# TASK BRIEF:
Across all lines of the entries, tally those with the word "JSON" in them. The reply is the tally, by itself.

# PROVIDED ENTRIES:
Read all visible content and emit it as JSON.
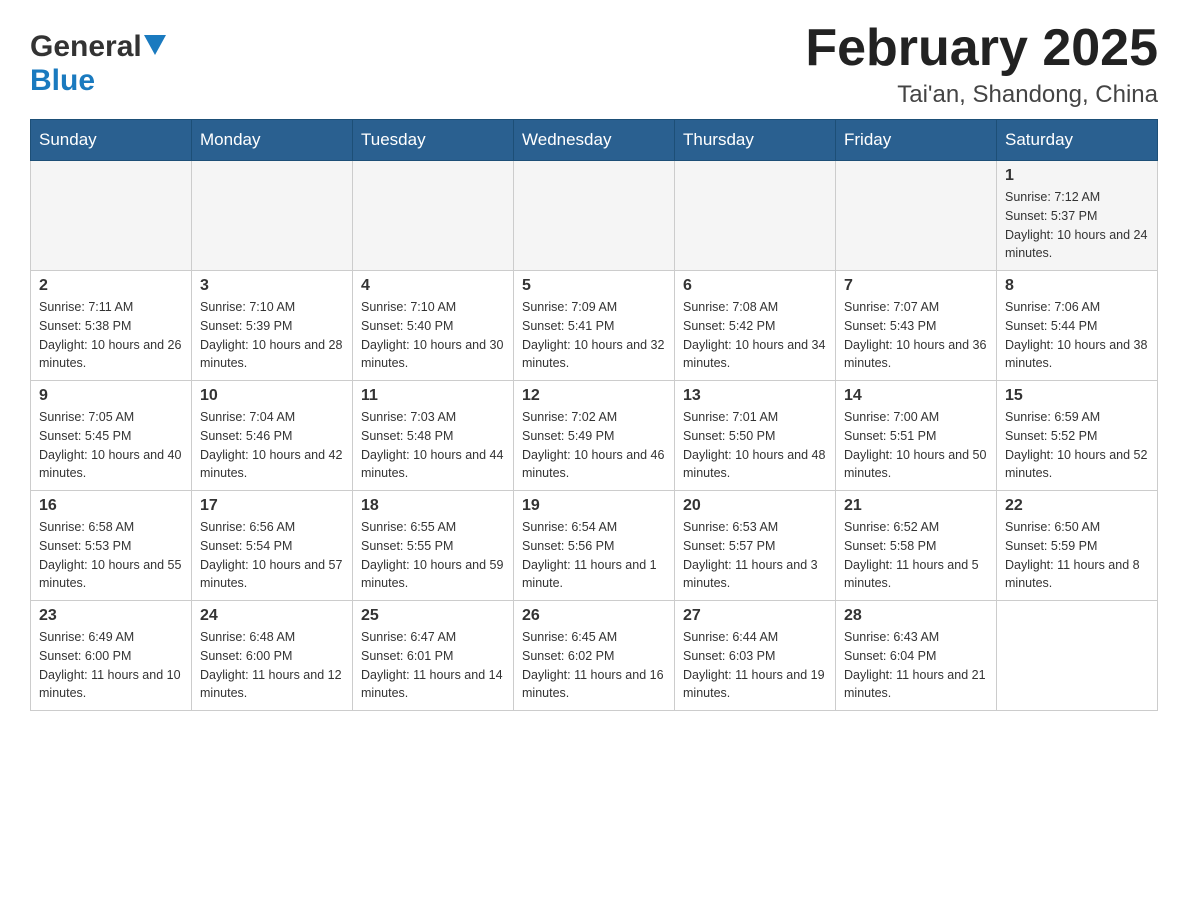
{
  "header": {
    "title": "February 2025",
    "subtitle": "Tai'an, Shandong, China",
    "logo_general": "General",
    "logo_blue": "Blue"
  },
  "days_of_week": [
    "Sunday",
    "Monday",
    "Tuesday",
    "Wednesday",
    "Thursday",
    "Friday",
    "Saturday"
  ],
  "weeks": [
    {
      "days": [
        {
          "num": "",
          "info": ""
        },
        {
          "num": "",
          "info": ""
        },
        {
          "num": "",
          "info": ""
        },
        {
          "num": "",
          "info": ""
        },
        {
          "num": "",
          "info": ""
        },
        {
          "num": "",
          "info": ""
        },
        {
          "num": "1",
          "info": "Sunrise: 7:12 AM\nSunset: 5:37 PM\nDaylight: 10 hours and 24 minutes."
        }
      ]
    },
    {
      "days": [
        {
          "num": "2",
          "info": "Sunrise: 7:11 AM\nSunset: 5:38 PM\nDaylight: 10 hours and 26 minutes."
        },
        {
          "num": "3",
          "info": "Sunrise: 7:10 AM\nSunset: 5:39 PM\nDaylight: 10 hours and 28 minutes."
        },
        {
          "num": "4",
          "info": "Sunrise: 7:10 AM\nSunset: 5:40 PM\nDaylight: 10 hours and 30 minutes."
        },
        {
          "num": "5",
          "info": "Sunrise: 7:09 AM\nSunset: 5:41 PM\nDaylight: 10 hours and 32 minutes."
        },
        {
          "num": "6",
          "info": "Sunrise: 7:08 AM\nSunset: 5:42 PM\nDaylight: 10 hours and 34 minutes."
        },
        {
          "num": "7",
          "info": "Sunrise: 7:07 AM\nSunset: 5:43 PM\nDaylight: 10 hours and 36 minutes."
        },
        {
          "num": "8",
          "info": "Sunrise: 7:06 AM\nSunset: 5:44 PM\nDaylight: 10 hours and 38 minutes."
        }
      ]
    },
    {
      "days": [
        {
          "num": "9",
          "info": "Sunrise: 7:05 AM\nSunset: 5:45 PM\nDaylight: 10 hours and 40 minutes."
        },
        {
          "num": "10",
          "info": "Sunrise: 7:04 AM\nSunset: 5:46 PM\nDaylight: 10 hours and 42 minutes."
        },
        {
          "num": "11",
          "info": "Sunrise: 7:03 AM\nSunset: 5:48 PM\nDaylight: 10 hours and 44 minutes."
        },
        {
          "num": "12",
          "info": "Sunrise: 7:02 AM\nSunset: 5:49 PM\nDaylight: 10 hours and 46 minutes."
        },
        {
          "num": "13",
          "info": "Sunrise: 7:01 AM\nSunset: 5:50 PM\nDaylight: 10 hours and 48 minutes."
        },
        {
          "num": "14",
          "info": "Sunrise: 7:00 AM\nSunset: 5:51 PM\nDaylight: 10 hours and 50 minutes."
        },
        {
          "num": "15",
          "info": "Sunrise: 6:59 AM\nSunset: 5:52 PM\nDaylight: 10 hours and 52 minutes."
        }
      ]
    },
    {
      "days": [
        {
          "num": "16",
          "info": "Sunrise: 6:58 AM\nSunset: 5:53 PM\nDaylight: 10 hours and 55 minutes."
        },
        {
          "num": "17",
          "info": "Sunrise: 6:56 AM\nSunset: 5:54 PM\nDaylight: 10 hours and 57 minutes."
        },
        {
          "num": "18",
          "info": "Sunrise: 6:55 AM\nSunset: 5:55 PM\nDaylight: 10 hours and 59 minutes."
        },
        {
          "num": "19",
          "info": "Sunrise: 6:54 AM\nSunset: 5:56 PM\nDaylight: 11 hours and 1 minute."
        },
        {
          "num": "20",
          "info": "Sunrise: 6:53 AM\nSunset: 5:57 PM\nDaylight: 11 hours and 3 minutes."
        },
        {
          "num": "21",
          "info": "Sunrise: 6:52 AM\nSunset: 5:58 PM\nDaylight: 11 hours and 5 minutes."
        },
        {
          "num": "22",
          "info": "Sunrise: 6:50 AM\nSunset: 5:59 PM\nDaylight: 11 hours and 8 minutes."
        }
      ]
    },
    {
      "days": [
        {
          "num": "23",
          "info": "Sunrise: 6:49 AM\nSunset: 6:00 PM\nDaylight: 11 hours and 10 minutes."
        },
        {
          "num": "24",
          "info": "Sunrise: 6:48 AM\nSunset: 6:00 PM\nDaylight: 11 hours and 12 minutes."
        },
        {
          "num": "25",
          "info": "Sunrise: 6:47 AM\nSunset: 6:01 PM\nDaylight: 11 hours and 14 minutes."
        },
        {
          "num": "26",
          "info": "Sunrise: 6:45 AM\nSunset: 6:02 PM\nDaylight: 11 hours and 16 minutes."
        },
        {
          "num": "27",
          "info": "Sunrise: 6:44 AM\nSunset: 6:03 PM\nDaylight: 11 hours and 19 minutes."
        },
        {
          "num": "28",
          "info": "Sunrise: 6:43 AM\nSunset: 6:04 PM\nDaylight: 11 hours and 21 minutes."
        },
        {
          "num": "",
          "info": ""
        }
      ]
    }
  ]
}
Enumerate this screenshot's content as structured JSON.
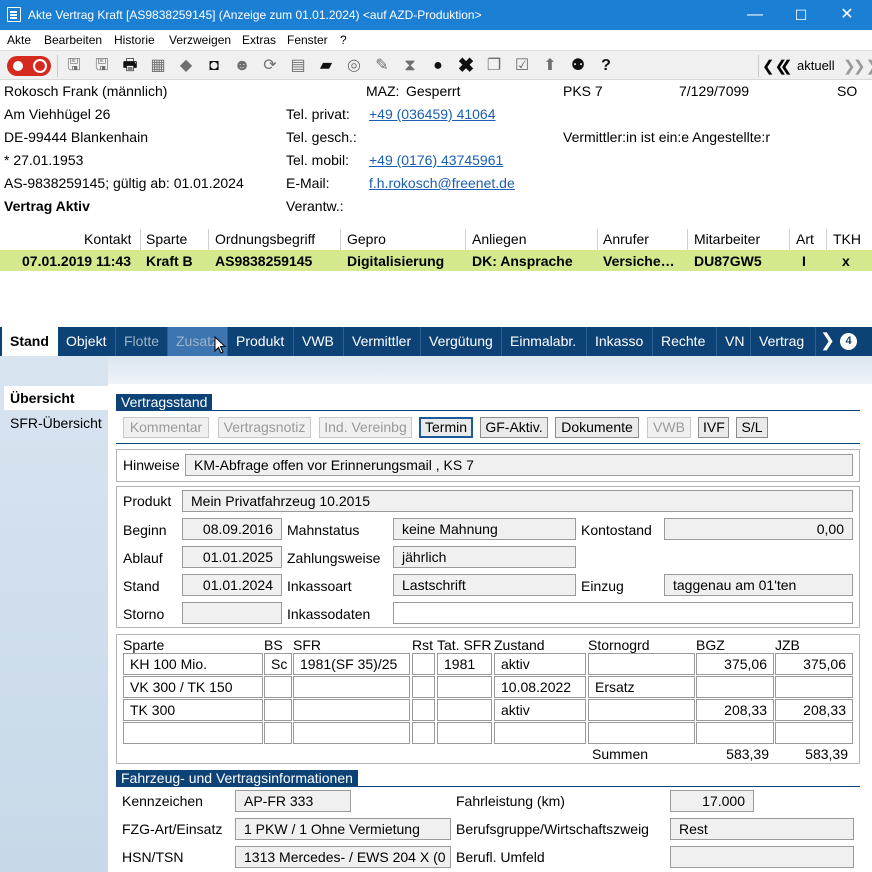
{
  "window": {
    "title": "Akte Vertrag Kraft [AS9838259145] (Anzeige zum 01.01.2024) <auf AZD-Produktion>",
    "min": "—",
    "max": "☐",
    "close": "✕"
  },
  "menu": [
    "Akte",
    "Bearbeiten",
    "Historie",
    "Verzweigen",
    "Extras",
    "Fenster",
    "?"
  ],
  "toolbar": {
    "icons": [
      "save-icon",
      "save-as-icon",
      "print-icon",
      "calculator-icon",
      "tag-icon",
      "note-icon",
      "agent-icon",
      "refresh-icon",
      "document-icon",
      "folder-icon",
      "coins-icon",
      "edit-document-icon",
      "hourglass-icon",
      "person-icon",
      "x-cross-icon",
      "copy-icon",
      "checklist-icon",
      "arrow-up-icon",
      "group-icon",
      "help-icon"
    ],
    "nav_first": "❮❮",
    "nav_prev": "❮",
    "nav_label": "aktuell",
    "nav_next": "❯",
    "nav_last": "❯❯"
  },
  "header": {
    "name": "Rokosch Frank (männlich)",
    "street": "Am Viehhügel 26",
    "city": "DE-99444 Blankenhain",
    "birth": "* 27.01.1953",
    "contract": "AS-9838259145; gültig ab: 01.01.2024",
    "status": "Vertrag Aktiv",
    "maz_label": "MAZ:",
    "maz_value": "Gesperrt",
    "pks": "PKS 7",
    "code": "7/129/7099",
    "so": "SO",
    "tel_privat_label": "Tel. privat:",
    "tel_privat": "+49 (036459) 41064",
    "tel_gesch_label": "Tel. gesch.:",
    "tel_mobil_label": "Tel. mobil:",
    "tel_mobil": "+49 (0176) 43745961",
    "email_label": "E-Mail:",
    "email": "f.h.rokosch@freenet.de",
    "verantw_label": "Verantw.:",
    "vermittler": "Vermittler:in ist ein:e Angestellte:r"
  },
  "grid": {
    "columns": [
      "Kontakt",
      "Sparte",
      "Ordnungsbegriff",
      "Gepro",
      "Anliegen",
      "Anrufer",
      "Mitarbeiter",
      "Art",
      "TKH"
    ],
    "row": [
      "07.01.2019 11:43",
      "Kraft B",
      "AS9838259145",
      "Digitalisierung",
      "DK: Ansprache",
      "Versiche…",
      "DU87GW5",
      "I",
      "x"
    ]
  },
  "tabs": [
    "Stand",
    "Objekt",
    "Flotte",
    "Zusatz",
    "Produkt",
    "VWB",
    "Vermittler",
    "Vergütung",
    "Einmalabr.",
    "Inkasso",
    "Rechte",
    "VN",
    "Vertrag"
  ],
  "tab_count": "4",
  "leftnav": [
    "Übersicht",
    "SFR-Übersicht"
  ],
  "vertragsstand": {
    "title": "Vertragsstand",
    "buttons": [
      "Kommentar",
      "Vertragsnotiz",
      "Ind. Vereinbg",
      "Termin",
      "GF-Aktiv.",
      "Dokumente",
      "VWB",
      "IVF",
      "S/L"
    ],
    "hinweise_label": "Hinweise",
    "hinweise": "KM-Abfrage offen vor Erinnerungsmail , KS 7",
    "produkt_label": "Produkt",
    "produkt": "Mein Privatfahrzeug 10.2015",
    "beginn_label": "Beginn",
    "beginn": "08.09.2016",
    "ablauf_label": "Ablauf",
    "ablauf": "01.01.2025",
    "stand_label": "Stand",
    "stand": "01.01.2024",
    "storno_label": "Storno",
    "storno": "",
    "mahnstatus_label": "Mahnstatus",
    "mahnstatus": "keine Mahnung",
    "zahlungsweise_label": "Zahlungsweise",
    "zahlungsweise": "jährlich",
    "inkassoart_label": "Inkassoart",
    "inkassoart": "Lastschrift",
    "inkassodaten_label": "Inkassodaten",
    "inkassodaten": "",
    "kontostand_label": "Kontostand",
    "kontostand": "0,00",
    "einzug_label": "Einzug",
    "einzug": "taggenau am 01'ten"
  },
  "sparten": {
    "headers": [
      "Sparte",
      "BS",
      "SFR",
      "Rst",
      "Tat. SFR",
      "Zustand",
      "Stornogrd",
      "BGZ",
      "JZB"
    ],
    "rows": [
      [
        "KH 100 Mio.",
        "Sc",
        "1981(SF 35)/25",
        "",
        "1981",
        "aktiv",
        "",
        "375,06",
        "375,06"
      ],
      [
        "VK 300 / TK 150",
        "",
        "",
        "",
        "",
        "10.08.2022",
        "Ersatz",
        "",
        ""
      ],
      [
        "TK 300",
        "",
        "",
        "",
        "",
        "aktiv",
        "",
        "208,33",
        "208,33"
      ],
      [
        "",
        "",
        "",
        "",
        "",
        "",
        "",
        "",
        ""
      ]
    ],
    "sum_label": "Summen",
    "sum_bgz": "583,39",
    "sum_jzb": "583,39"
  },
  "fahrzeug": {
    "title": "Fahrzeug- und Vertragsinformationen",
    "kennzeichen_label": "Kennzeichen",
    "kennzeichen": "AP-FR 333",
    "fzg_label": "FZG-Art/Einsatz",
    "fzg": "1 PKW / 1 Ohne Vermietung",
    "hsn_label": "HSN/TSN",
    "hsn": "1313 Mercedes- / EWS 204 X (0",
    "fahrleistung_label": "Fahrleistung (km)",
    "fahrleistung": "17.000",
    "berufsgruppe_label": "Berufsgruppe/Wirtschaftszweig",
    "berufsgruppe": "Rest",
    "umfeld_label": "Berufl. Umfeld",
    "umfeld": ""
  }
}
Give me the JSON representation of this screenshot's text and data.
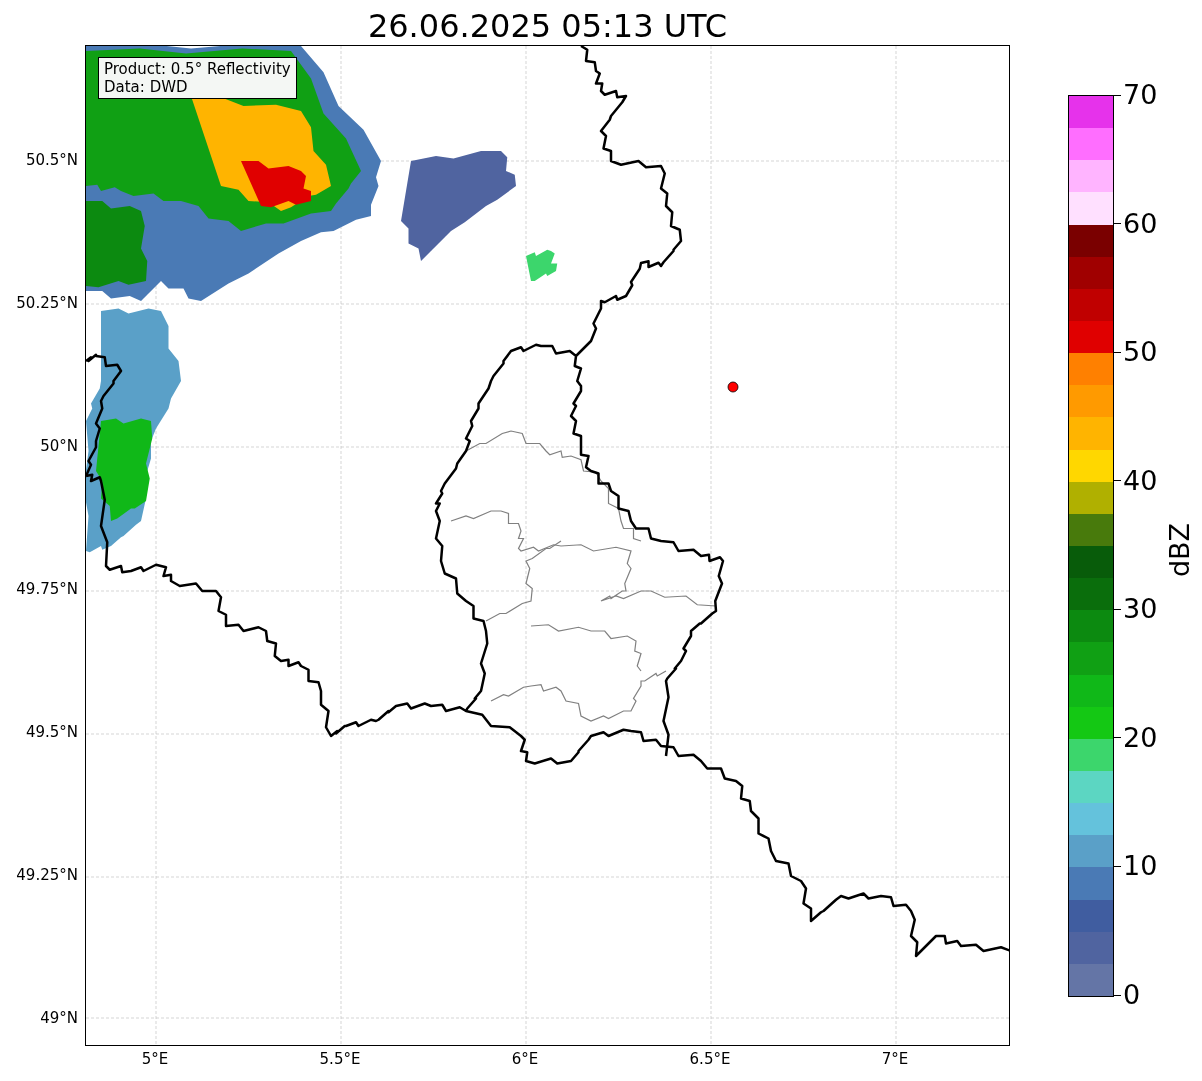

# ANSWER AREA:
3